The proof of stake algorithm of Dune is a complex operation.
This page is meant to explain it in a simple manner so you can understand how your delegations are used to bake new Dune tokens.
This article applies to the all bakers and the Dune protocol as a whole and it is not the terms of our service specifically.
For simplicity’s sake we will be using approximate time frames for blocks and cycles.
Getting familiar with basic terms
A block is a list of transactions and operations, a chain of blocks construct a blockchain. In Dune, a new block is baked about every 60 seconds.
The process of creating new blocks is called baking. the reward for creating a new block is 16DUN.
The process of verifying the blocks which other bakers have baked is called endorsement. The reward for endorsement is 2DUN.
A cycle is a collection of 4096 blocks. so it takes about 3 days to complete a cycle.
A roll is simply a collection of 10,000DUN of a baker’s own and delegated Dune tokens. The more rolls a baker owns, a higher chance it is given to bake or endorse a new block and get rewarded for it.
In order to keep a record of bakers rolls, the Dune blockchain takes a snapshot of current rolls every 256 blocks (approximately 5 hours) and records it in the blockchain for further usage. in a cycle (3 days), 16 snapshots are taken and recorded.
It is the process of deciding which bakers are allowed to bake or endorse and how much priority they are given for these tasks. Baking Rights are calculated based on roll snapshots of 7 cycles (21 days) before!
It is the number of cycles in which the bakers security deposit and rewards are frozen. Currently it is 5 cycles which is approximately 15 days.
Baking Process Explained
When a delegation is made and it is confirmed on the blockchain, it adds to the rolls of the baker you delegated to. But there are a few important points here to keep in mind:
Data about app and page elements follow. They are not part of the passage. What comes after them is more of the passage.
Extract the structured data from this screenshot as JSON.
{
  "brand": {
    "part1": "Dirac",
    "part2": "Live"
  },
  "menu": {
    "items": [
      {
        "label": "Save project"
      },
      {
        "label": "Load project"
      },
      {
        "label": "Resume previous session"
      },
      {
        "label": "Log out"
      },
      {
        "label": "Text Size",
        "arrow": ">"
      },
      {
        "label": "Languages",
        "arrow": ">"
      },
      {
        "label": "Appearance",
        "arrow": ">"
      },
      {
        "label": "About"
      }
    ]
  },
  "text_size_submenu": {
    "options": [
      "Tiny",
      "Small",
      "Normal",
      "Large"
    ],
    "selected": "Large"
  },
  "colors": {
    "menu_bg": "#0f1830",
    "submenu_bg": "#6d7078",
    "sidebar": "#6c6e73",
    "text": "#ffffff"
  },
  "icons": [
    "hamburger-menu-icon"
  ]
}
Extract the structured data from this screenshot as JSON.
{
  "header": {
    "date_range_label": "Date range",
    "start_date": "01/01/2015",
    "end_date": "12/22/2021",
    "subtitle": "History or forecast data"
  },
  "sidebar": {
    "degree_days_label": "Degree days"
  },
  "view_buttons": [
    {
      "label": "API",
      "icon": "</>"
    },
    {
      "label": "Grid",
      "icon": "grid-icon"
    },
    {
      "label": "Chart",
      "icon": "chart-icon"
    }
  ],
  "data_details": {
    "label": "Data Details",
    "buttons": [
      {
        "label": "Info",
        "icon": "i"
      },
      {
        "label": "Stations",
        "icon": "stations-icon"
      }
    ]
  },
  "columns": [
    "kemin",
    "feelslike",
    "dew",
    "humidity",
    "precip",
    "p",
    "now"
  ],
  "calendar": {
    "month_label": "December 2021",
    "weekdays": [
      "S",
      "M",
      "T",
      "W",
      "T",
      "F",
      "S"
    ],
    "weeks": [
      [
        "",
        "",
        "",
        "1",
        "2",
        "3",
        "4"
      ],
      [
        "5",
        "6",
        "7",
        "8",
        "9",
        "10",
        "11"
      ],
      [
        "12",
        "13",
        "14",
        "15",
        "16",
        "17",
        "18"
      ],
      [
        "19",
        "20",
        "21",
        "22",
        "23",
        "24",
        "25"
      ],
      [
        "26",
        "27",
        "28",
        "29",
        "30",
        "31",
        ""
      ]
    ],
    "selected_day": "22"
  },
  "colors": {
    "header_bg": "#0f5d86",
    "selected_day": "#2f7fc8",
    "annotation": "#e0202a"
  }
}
The delegation is made somewhere in the middle of the current cycle (3 days), if you remember there are 16 roll snapshots taken in each cycle, so depending on where the cycle is right now, the delegation may not be recorded in some of the previous roll snapshots of the current cycle.
Now here it gets tricky, when baking rights are being calculated, one of these 16 roll snapshots is chosen randomly ! so if you are unlucky and one of the roll snapshots is chosen that your delegation is not recorded in , you would lose the profit of that cycle (3 days) completely.
The delegation will not be used in calculating baking rights until 7 cycles (21 days) later. in other words there is a 7 cycle (21 days) lag in awarding the profits. So if you delegate your Dune tokens to a baker today, he will not get any profits for it until 7 or 8 cycles later (8 if you are unlucky and your delegation is not recorded in chosen roll snapshot).
After 7 or 8 cycles later the profits of your delegation are coming in but they are locked for another 5 cycles (15 days).
So after a delegation is made, you can expect the profits coming in 12-13 cycles later (36-39 days).
Now lets assume that you delegate X Dune tokens to a baker for 15 days and then cancel the delegation, in a worst case scenario you may lose the first cycle and last cycle of roll snapshots and actually get the profit for 3 cycles (9 days).
If you are lucky your delegation will be included in all of selected roll snapshots and you would get the profit of all 5 cycles. As we explained before your profit becomes available in 12 cycles.
As you can see, the accounting of baking is somewhat complex and both timing of delegation and luck play a role. Although if you delegate longterm, these random factors do not matter anymore and are negligible.